Last, I wish to call your attention to another vehicle that may provide needed protection against explosively formed penetrators (EFPs), the shaped charges that hit vehicles from the side. We must make sure that this is not another MRAP story that falls through the cracks. Last week, I learned about a vehicle that came out of the "Ballistic Protection Experiment" and is now commercially referred to as the Bull. The Bull was funded by the Joint Improvised Explosive Device Defeat Organization through the Army's Rapid Equipping Force to demonstrate that technology exists that can defeat both EFPs and IEDs. The vehicle has the necessary armor system fully integrated on a truck chassis. I understand that this vehicle is intended to be a complement to the MRAP program and its size would make it ideal for an urban environment. The vehicle also has the ability to carry cargo, which may make it suitable for some supply routes. In addition, the technology can be added to other vehicles if needed. It is my understanding that this program was successfully tested at Aberdeen. If this is accurate, I urge you to include the Bull in your evaluation of new vehicles needed for Iraq and inform Congress if additional funding is required for these vehicles as well. I also hope that you will consider it as an answer to another Urgent Universal Need Statement submitted by Marines in January of this year for such protection on at least 3,400 MRAPs.

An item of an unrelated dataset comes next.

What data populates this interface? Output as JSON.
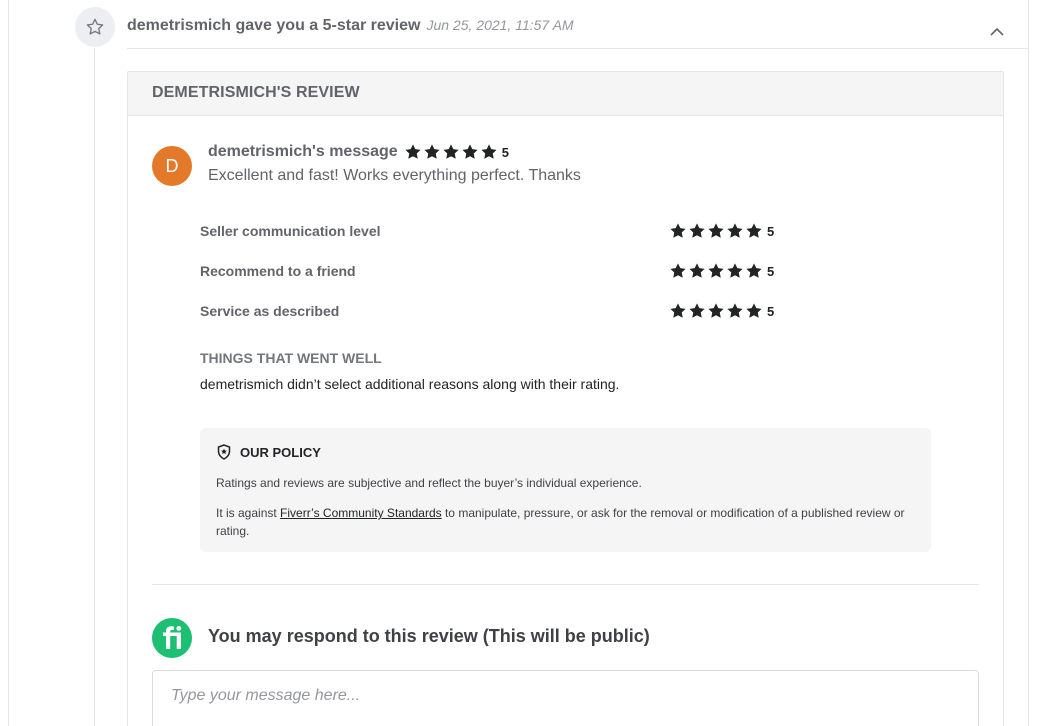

Mr. Secretary, thank you for your personal leadership on this issue. I know you share my conviction that so long as we have a single soldier on the front lines in Iraq, or anywhere else, it is this country's most sacred responsibility to protect him.
Joseph R. Biden, Jr.